November 21, 1991, an analogous rule would be to allow potential plaintiffs
ninety days from the date they receive the notice of the opt-in class, to file their
written consent to opt into the class. But see Anderson v. Unisys Corp., 47 F.3d
302, 308-09 (8th Cir.1995) (holding that nonfiling piggybacking plaintiffs who
were demoted post-Civil Rights Act may opt into a class so long as the claimant
upon whose EEOC charge they are piggybacking files suit within ninety days
of receiving a right-to-sue letter from the EEOC), cert. denied, --- U.S. ----, 116
S.Ct. 299, 133 L.Ed.2d 205 (1995). Compare O'Connell v. Champion Int'l
Corp., 812 F.2d 393, 394 (8th Cir.1987).

40

There appears to be a factual dispute as to when Williams was demoted or


unequivocally notified of his demotion. This fact would have to be determined
by the district court

41

Finally, the plaintiffs argue on cross-appeal that if this Court reversed Judge
Shoob's 216(b) ruling or otherwise barred the Grayson plaintiffs from opting
into the Helton action, that the Court should reverse Judge Carnes' severance
order and reconsolidate the Grayson case. Because we affirm Judge Shoob's
216(b) ruling, we need not reach this issue

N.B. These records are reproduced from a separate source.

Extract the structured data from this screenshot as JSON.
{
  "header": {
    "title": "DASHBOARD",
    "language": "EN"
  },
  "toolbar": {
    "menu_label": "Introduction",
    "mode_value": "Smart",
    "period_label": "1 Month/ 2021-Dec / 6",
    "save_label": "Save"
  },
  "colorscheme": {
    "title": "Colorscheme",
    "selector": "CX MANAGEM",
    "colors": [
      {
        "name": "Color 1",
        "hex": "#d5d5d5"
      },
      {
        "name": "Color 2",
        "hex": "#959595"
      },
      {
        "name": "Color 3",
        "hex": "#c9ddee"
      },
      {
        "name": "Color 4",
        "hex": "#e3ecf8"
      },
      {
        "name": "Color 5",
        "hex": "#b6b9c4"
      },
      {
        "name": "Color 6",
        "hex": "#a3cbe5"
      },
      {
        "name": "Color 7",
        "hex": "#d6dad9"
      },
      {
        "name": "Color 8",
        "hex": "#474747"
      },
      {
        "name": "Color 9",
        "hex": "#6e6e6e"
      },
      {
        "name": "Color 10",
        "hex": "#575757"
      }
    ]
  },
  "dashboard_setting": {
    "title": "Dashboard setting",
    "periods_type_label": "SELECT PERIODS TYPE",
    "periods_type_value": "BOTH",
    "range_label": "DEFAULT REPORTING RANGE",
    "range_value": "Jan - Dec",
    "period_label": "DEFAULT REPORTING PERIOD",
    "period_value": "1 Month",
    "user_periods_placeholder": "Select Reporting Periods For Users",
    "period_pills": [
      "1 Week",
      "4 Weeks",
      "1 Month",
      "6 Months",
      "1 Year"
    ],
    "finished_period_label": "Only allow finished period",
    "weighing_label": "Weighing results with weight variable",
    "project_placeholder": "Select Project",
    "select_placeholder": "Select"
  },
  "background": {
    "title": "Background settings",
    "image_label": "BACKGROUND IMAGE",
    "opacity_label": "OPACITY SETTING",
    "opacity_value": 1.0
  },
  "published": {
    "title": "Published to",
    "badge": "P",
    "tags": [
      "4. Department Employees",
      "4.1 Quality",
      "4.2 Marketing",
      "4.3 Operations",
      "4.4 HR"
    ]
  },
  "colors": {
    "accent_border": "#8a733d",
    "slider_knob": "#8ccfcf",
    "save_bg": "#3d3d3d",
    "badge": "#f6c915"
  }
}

The Court abhors the possibility of multiple discovery motions to obtain


permission from this Court to use materials in this action that were produced
and labeled as confidential by defendant in Grayson and Sands. The Court
strongly encourages the parties to work out such discovery disputes without the
Court's involvement. See Fed.R.Civ.P. 37

The Eleventh Circuit has never decided whether individuals that have not filed

an administrative claim can opt-in to a suit filed by a similarly situated plaintiff


who timely filed an administrative claim. See McCorstin v. United States Steel
Co., 621 F.2d 749, 755 (5th Cir.1980). In Bonner v. City of Prichard, Ala., 661
F.2d 1206 (11th Cir.1981), the Eleventh Circuit adopted as binding precedent
all cases decided by the Fifth Circuit before September 30, 1981